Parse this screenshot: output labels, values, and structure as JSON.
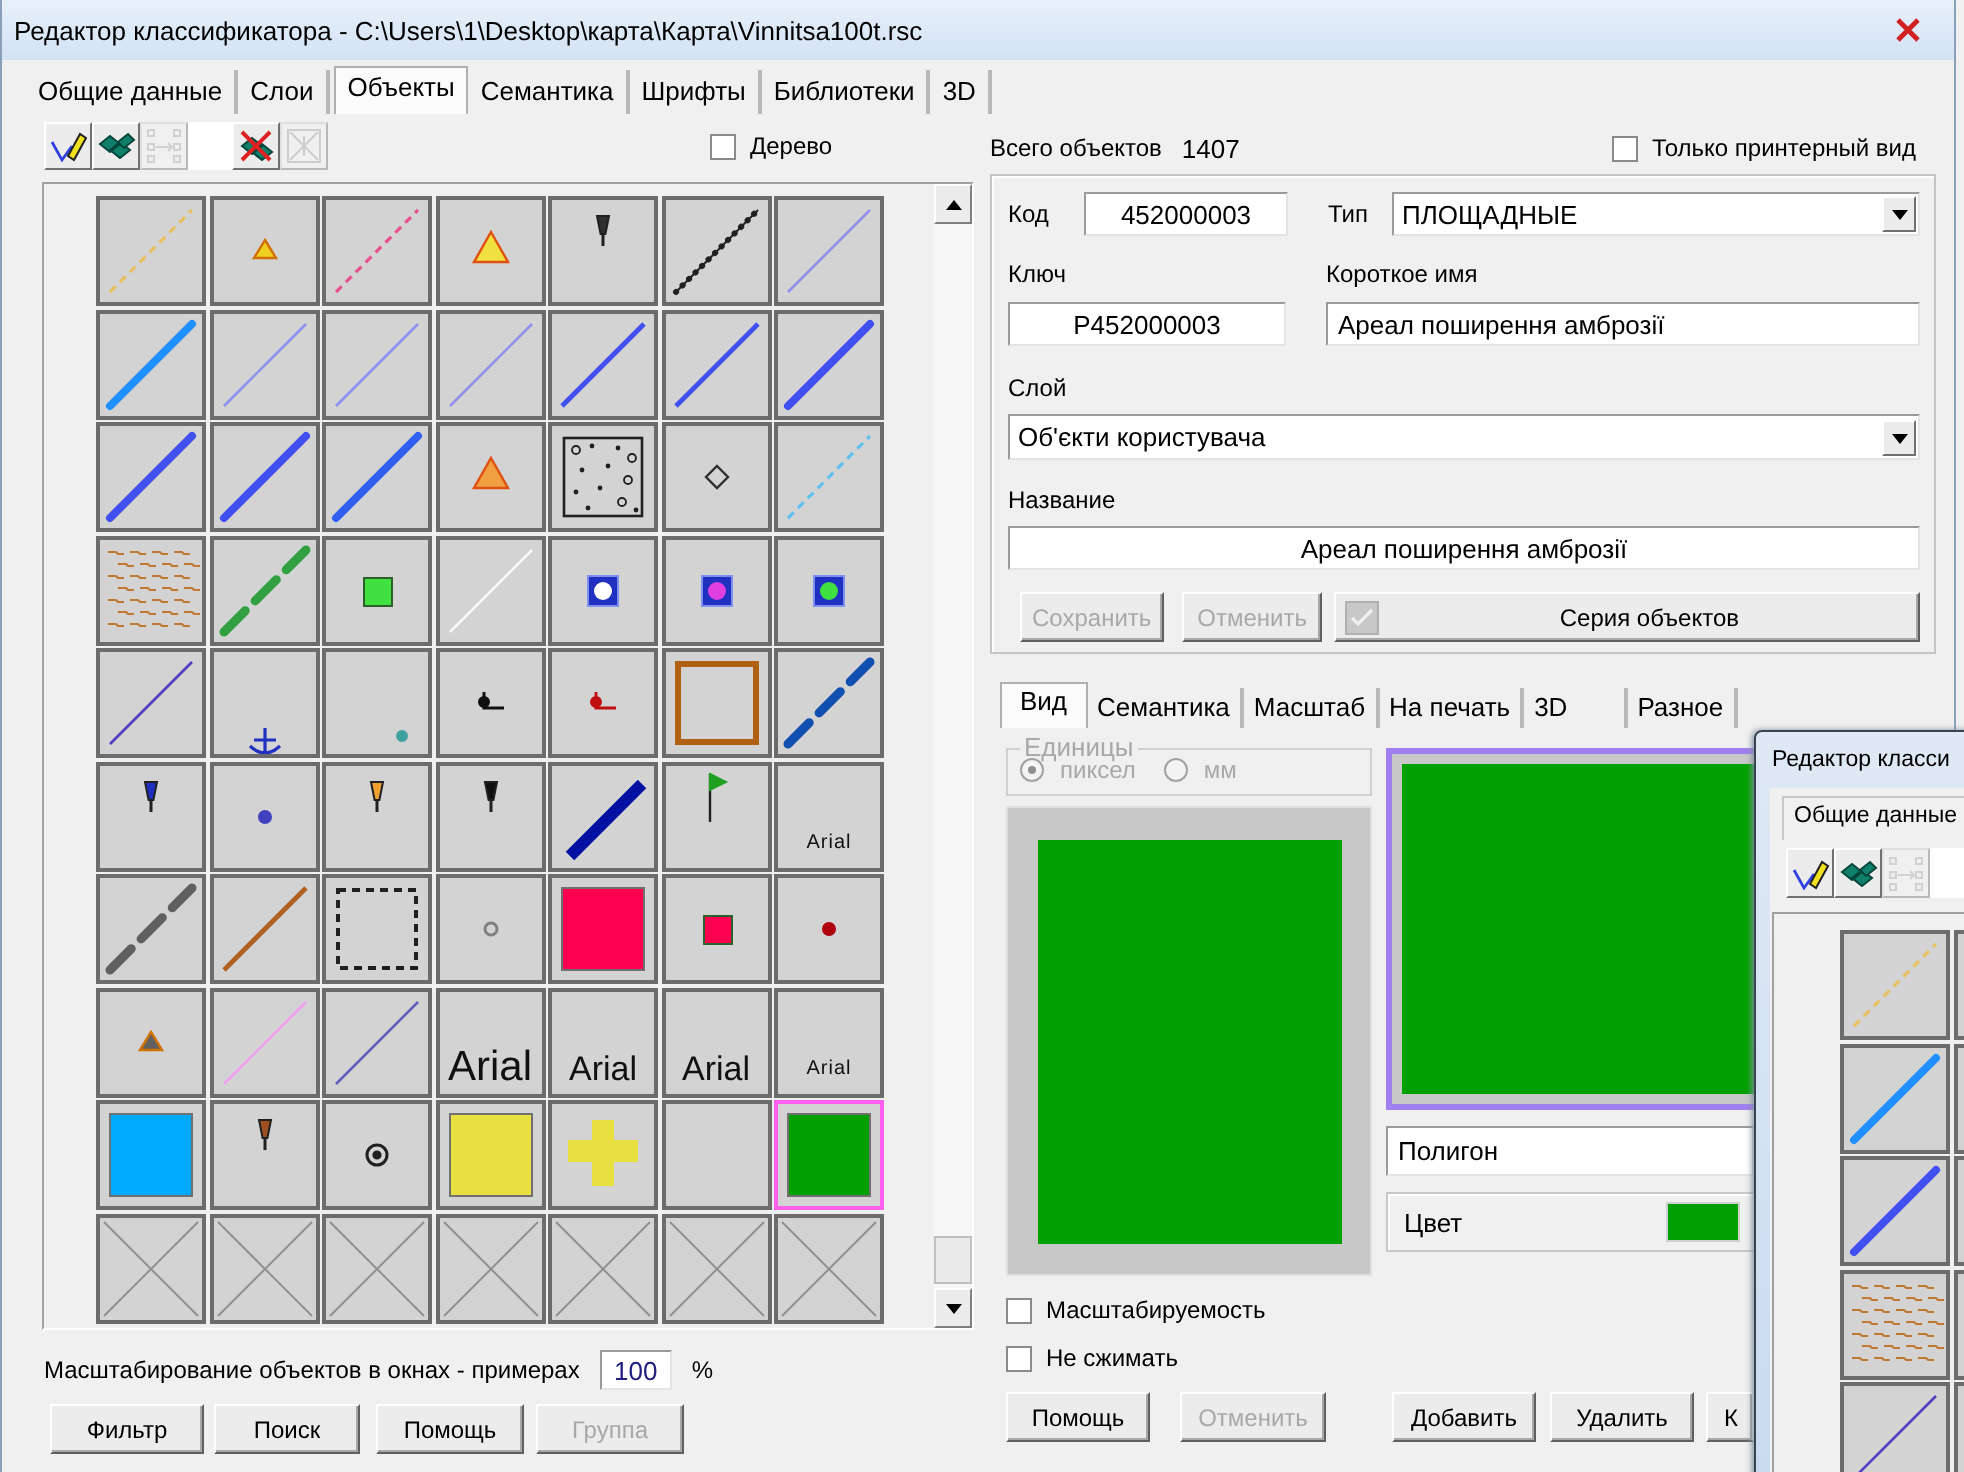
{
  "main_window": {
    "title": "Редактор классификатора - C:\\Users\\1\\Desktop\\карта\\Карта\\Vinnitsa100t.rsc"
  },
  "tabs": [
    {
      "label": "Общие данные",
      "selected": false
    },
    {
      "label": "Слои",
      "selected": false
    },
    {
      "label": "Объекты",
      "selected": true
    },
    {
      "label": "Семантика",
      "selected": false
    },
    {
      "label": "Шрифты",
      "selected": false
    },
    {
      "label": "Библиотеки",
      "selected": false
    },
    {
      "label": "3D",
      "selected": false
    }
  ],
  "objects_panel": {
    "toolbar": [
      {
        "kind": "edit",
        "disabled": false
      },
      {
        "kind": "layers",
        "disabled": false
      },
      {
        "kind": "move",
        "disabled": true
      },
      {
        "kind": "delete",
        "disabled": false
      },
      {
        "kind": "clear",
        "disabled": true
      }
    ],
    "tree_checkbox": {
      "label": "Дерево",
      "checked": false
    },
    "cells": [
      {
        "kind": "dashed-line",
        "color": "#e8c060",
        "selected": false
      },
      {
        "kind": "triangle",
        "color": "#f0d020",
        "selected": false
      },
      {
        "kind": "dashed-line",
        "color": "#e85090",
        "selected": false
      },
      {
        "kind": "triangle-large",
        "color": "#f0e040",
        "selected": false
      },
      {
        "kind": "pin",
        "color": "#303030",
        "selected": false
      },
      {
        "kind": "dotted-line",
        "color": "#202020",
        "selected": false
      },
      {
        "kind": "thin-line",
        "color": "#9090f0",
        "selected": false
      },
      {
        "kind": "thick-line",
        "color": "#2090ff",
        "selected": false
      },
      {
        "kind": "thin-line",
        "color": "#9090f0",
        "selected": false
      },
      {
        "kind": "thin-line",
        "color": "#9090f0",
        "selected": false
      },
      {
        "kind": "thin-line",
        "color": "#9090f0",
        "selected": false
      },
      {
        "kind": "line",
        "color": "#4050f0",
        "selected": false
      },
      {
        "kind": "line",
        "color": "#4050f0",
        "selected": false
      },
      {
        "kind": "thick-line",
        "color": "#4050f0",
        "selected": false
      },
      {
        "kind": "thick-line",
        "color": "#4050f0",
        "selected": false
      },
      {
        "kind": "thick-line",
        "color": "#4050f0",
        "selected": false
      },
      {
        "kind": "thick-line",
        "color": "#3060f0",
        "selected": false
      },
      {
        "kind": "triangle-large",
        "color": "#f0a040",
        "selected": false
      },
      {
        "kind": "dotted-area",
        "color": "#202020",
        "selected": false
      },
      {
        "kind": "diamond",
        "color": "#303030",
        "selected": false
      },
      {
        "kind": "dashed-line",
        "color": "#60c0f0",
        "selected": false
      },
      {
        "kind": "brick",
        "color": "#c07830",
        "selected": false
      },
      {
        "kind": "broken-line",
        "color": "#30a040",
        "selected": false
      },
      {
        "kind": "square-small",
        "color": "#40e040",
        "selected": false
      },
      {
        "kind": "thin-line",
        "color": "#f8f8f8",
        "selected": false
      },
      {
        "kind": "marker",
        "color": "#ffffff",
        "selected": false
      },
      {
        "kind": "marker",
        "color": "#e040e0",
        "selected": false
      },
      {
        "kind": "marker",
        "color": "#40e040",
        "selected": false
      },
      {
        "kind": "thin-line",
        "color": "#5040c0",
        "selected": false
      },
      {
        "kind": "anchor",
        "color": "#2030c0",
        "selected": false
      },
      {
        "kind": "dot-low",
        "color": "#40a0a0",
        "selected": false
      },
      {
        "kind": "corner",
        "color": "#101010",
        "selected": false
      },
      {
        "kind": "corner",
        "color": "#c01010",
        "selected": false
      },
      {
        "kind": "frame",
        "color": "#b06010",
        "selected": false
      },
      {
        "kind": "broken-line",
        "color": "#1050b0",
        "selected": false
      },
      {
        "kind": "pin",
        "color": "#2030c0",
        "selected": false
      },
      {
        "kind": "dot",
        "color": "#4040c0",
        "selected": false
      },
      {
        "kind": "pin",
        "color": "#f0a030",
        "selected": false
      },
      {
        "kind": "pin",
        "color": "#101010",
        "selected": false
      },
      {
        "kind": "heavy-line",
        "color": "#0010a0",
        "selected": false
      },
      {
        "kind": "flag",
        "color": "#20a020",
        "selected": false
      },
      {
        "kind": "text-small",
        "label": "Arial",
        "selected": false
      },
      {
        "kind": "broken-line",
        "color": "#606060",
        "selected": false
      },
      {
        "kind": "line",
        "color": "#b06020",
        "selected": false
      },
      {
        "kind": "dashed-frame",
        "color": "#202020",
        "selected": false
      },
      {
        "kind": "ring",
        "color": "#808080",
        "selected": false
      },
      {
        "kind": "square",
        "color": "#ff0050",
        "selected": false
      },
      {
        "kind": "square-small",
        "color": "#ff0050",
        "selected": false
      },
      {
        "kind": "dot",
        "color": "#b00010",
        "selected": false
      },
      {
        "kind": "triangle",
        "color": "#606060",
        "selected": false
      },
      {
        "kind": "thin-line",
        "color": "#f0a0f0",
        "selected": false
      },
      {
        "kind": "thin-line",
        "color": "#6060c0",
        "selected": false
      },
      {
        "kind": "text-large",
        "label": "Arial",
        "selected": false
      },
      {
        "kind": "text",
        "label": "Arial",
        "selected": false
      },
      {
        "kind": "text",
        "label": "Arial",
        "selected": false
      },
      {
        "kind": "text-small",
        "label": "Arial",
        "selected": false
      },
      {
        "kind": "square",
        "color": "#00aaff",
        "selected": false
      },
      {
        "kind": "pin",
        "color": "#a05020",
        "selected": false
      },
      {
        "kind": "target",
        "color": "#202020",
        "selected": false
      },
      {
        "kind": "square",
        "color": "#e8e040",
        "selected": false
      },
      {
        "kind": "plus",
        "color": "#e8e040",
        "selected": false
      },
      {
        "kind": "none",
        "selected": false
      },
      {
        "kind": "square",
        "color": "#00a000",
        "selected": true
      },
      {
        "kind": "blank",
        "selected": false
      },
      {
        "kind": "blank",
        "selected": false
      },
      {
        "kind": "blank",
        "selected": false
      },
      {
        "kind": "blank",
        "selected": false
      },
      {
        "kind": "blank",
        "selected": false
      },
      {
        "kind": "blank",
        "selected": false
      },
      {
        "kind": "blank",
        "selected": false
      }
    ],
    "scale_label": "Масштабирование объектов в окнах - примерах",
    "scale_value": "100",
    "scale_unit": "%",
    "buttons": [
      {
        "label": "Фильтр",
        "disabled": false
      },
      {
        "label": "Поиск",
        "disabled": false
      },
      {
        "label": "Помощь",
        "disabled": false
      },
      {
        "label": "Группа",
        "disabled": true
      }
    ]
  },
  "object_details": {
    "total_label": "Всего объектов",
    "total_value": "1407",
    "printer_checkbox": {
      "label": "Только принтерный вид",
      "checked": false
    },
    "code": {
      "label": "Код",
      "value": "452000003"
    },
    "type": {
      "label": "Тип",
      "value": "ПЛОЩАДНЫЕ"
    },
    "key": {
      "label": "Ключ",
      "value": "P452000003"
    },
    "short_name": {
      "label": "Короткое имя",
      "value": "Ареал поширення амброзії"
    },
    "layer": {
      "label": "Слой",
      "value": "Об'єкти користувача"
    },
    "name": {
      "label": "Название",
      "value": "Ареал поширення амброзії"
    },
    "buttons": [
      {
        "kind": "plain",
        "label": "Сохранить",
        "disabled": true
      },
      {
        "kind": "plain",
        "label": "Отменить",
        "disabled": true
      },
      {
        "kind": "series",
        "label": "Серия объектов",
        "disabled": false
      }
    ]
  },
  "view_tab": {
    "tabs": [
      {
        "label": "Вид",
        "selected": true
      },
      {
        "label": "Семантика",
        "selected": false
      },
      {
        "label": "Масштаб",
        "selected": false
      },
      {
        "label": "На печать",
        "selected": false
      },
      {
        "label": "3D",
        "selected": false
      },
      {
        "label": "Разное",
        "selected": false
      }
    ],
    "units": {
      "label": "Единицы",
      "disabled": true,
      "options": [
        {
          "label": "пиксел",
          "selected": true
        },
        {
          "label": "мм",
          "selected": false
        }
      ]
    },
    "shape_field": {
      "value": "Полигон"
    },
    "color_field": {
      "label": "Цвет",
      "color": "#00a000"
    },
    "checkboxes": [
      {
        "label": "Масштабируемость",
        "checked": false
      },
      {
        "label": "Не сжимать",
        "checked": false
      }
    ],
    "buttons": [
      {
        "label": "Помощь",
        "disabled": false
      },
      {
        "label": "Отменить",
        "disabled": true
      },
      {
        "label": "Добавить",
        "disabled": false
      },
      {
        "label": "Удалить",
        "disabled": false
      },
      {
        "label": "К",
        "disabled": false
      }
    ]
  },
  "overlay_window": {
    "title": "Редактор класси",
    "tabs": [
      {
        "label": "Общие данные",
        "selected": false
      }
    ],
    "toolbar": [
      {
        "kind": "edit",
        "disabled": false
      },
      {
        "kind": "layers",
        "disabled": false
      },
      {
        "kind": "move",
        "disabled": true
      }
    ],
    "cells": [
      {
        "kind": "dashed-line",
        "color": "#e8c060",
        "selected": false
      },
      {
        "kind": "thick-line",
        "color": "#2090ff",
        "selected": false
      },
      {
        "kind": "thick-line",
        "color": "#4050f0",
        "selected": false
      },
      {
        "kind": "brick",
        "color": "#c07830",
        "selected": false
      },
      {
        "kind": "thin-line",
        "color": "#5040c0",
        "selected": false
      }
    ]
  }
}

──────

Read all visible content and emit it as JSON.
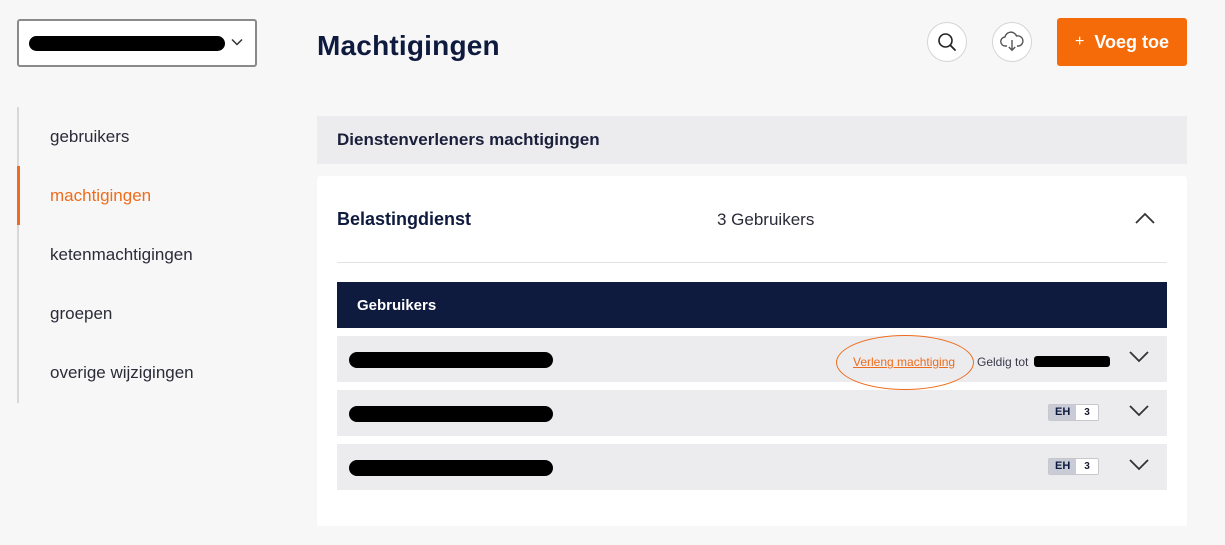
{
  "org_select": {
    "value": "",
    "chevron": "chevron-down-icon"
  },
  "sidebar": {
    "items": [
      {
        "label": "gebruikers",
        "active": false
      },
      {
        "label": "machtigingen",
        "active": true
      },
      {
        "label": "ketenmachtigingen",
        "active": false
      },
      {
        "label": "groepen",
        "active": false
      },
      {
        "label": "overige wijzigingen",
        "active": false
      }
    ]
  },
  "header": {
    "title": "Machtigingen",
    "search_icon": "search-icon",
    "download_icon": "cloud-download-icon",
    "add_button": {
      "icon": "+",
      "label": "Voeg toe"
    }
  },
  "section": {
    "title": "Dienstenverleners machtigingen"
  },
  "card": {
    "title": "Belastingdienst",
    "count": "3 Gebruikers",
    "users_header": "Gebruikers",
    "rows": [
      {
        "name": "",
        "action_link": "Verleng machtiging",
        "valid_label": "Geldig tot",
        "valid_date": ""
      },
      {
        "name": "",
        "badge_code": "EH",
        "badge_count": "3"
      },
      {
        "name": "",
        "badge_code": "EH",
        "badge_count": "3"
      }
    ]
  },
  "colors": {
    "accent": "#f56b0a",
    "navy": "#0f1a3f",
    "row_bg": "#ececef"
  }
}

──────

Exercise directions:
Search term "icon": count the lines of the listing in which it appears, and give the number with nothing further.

Your response:
4